● TASK GOAL
Would you please output all the records exactly as given? Pictures should not appear in the copy.

[Interface dataset entries]
☆ ☆ ☆ ☆ ☆ ☆ ☆

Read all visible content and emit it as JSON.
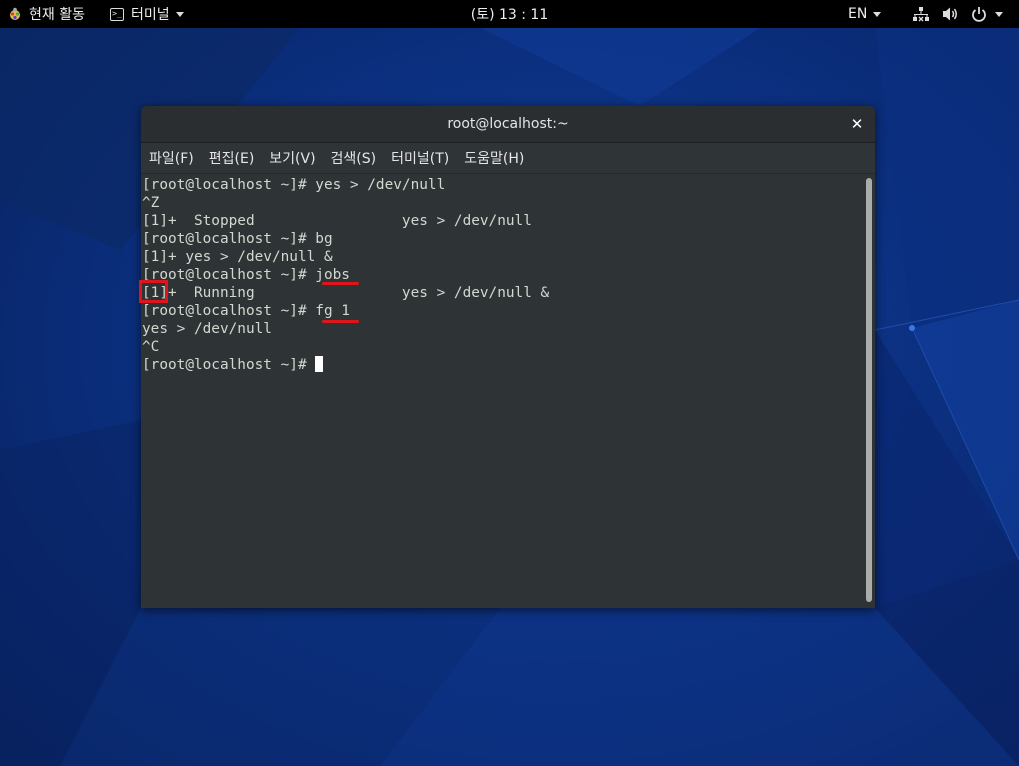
{
  "top_panel": {
    "activities_label": "현재 활동",
    "app_menu_label": "터미널",
    "clock": "(토) 13 : 11",
    "language": "EN"
  },
  "window": {
    "title": "root@localhost:~",
    "close_glyph": "✕",
    "menu": [
      "파일(F)",
      "편집(E)",
      "보기(V)",
      "검색(S)",
      "터미널(T)",
      "도움말(H)"
    ]
  },
  "terminal": {
    "lines": [
      "[root@localhost ~]# yes > /dev/null",
      "^Z",
      "[1]+  Stopped                 yes > /dev/null",
      "[root@localhost ~]# bg",
      "[1]+ yes > /dev/null &",
      "[root@localhost ~]# jobs",
      "[1]+  Running                 yes > /dev/null &",
      "[root@localhost ~]# fg 1",
      "yes > /dev/null",
      "^C"
    ],
    "prompt": "[root@localhost ~]# "
  },
  "icons": {
    "activities": "gnome-foot-icon",
    "app_menu": "terminal-icon",
    "network": "network-wired-icon",
    "volume": "speaker-icon",
    "power": "power-icon"
  },
  "colors": {
    "annotation": "#e0151c",
    "terminal_bg": "#2e3436",
    "terminal_fg": "#d3d7cf"
  }
}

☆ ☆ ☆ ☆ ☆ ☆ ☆

● ANSWER TO THIS EXERCISE
Read all visible content and emit it as JSON.
{
  "top_panel": {
    "activities_label": "현재 활동",
    "app_menu_label": "터미널",
    "clock": "(토) 13 : 11",
    "language": "EN"
  },
  "window": {
    "title": "root@localhost:~",
    "close_glyph": "✕",
    "menu": [
      "파일(F)",
      "편집(E)",
      "보기(V)",
      "검색(S)",
      "터미널(T)",
      "도움말(H)"
    ]
  },
  "terminal": {
    "lines": [
      "[root@localhost ~]# yes > /dev/null",
      "^Z",
      "[1]+  Stopped                 yes > /dev/null",
      "[root@localhost ~]# bg",
      "[1]+ yes > /dev/null &",
      "[root@localhost ~]# jobs",
      "[1]+  Running                 yes > /dev/null &",
      "[root@localhost ~]# fg 1",
      "yes > /dev/null",
      "^C"
    ],
    "prompt": "[root@localhost ~]# "
  },
  "icons": {
    "activities": "gnome-foot-icon",
    "app_menu": "terminal-icon",
    "network": "network-wired-icon",
    "volume": "speaker-icon",
    "power": "power-icon"
  },
  "colors": {
    "annotation": "#e0151c",
    "terminal_bg": "#2e3436",
    "terminal_fg": "#d3d7cf"
  }
}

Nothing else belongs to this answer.